Hi @dypisgood In my humble opinion, no.

Deterministic Steady State: when we want to compute the conditional welfare, usually we start/perturb the economy from this type of steady state. At the steady state, there are *no shocks*.

Risky Steady State: despite *no shocks*, the agent *observes the distribution* of the shocks that may hit the economy in future, e.g. standard deviation \sigma.
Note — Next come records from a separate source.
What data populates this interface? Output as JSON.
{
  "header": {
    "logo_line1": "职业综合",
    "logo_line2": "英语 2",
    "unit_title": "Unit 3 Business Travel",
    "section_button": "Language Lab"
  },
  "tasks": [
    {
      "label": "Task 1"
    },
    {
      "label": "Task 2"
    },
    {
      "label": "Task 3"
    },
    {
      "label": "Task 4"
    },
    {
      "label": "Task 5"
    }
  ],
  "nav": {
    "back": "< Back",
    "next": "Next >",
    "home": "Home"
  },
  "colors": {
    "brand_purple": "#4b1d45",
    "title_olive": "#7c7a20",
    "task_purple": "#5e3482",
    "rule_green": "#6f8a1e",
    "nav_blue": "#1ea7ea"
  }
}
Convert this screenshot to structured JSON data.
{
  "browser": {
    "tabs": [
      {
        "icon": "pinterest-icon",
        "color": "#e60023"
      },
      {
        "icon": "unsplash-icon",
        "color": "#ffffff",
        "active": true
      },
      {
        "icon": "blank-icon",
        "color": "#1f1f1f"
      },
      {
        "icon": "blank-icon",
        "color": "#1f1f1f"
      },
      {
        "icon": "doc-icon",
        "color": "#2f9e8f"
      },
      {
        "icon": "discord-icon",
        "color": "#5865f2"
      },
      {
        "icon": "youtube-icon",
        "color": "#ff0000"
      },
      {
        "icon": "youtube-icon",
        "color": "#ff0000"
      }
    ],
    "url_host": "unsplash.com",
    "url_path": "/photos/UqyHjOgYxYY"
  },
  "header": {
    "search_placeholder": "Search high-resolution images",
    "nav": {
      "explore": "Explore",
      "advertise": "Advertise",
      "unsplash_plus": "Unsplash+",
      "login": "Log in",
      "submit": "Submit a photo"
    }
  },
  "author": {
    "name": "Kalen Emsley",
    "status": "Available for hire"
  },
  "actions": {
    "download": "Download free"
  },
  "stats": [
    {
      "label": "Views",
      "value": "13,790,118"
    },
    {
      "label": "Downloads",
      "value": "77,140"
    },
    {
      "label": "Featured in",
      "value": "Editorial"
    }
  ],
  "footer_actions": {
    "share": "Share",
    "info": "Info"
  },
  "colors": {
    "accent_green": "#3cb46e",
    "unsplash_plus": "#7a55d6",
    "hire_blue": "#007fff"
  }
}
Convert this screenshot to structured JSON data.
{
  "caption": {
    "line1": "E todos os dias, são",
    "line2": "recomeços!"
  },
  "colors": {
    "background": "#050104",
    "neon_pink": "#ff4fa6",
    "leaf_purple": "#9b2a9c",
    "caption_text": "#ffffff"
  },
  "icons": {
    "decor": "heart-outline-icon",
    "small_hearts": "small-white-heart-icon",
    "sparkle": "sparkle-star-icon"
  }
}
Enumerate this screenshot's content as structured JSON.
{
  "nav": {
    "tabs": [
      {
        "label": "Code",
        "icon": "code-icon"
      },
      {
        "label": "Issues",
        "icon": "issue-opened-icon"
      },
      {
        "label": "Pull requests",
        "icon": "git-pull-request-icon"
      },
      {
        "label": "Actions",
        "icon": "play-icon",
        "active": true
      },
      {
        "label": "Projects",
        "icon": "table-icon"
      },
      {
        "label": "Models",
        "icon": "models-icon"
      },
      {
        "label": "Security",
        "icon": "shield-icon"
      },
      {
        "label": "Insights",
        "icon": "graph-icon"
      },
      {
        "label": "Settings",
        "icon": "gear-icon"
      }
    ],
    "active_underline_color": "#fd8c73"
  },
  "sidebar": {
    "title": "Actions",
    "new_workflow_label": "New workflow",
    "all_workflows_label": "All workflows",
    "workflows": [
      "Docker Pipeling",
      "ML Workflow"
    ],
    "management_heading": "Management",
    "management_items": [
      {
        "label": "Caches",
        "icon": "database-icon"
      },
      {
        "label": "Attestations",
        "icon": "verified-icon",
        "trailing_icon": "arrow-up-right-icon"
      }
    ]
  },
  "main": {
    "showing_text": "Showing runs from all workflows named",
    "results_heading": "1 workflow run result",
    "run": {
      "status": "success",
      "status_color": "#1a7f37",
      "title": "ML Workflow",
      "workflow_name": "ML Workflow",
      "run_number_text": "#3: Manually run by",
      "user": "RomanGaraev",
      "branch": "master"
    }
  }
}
In this context, we simulate long sequences of endogenous variables at a higher order to see they will converge to the risky steady state or the stochastic steady state.

Ergodic/unconditional mean: We get this value by simulating the economy *with shocks* after a long-run period to compute the unconditional welfare.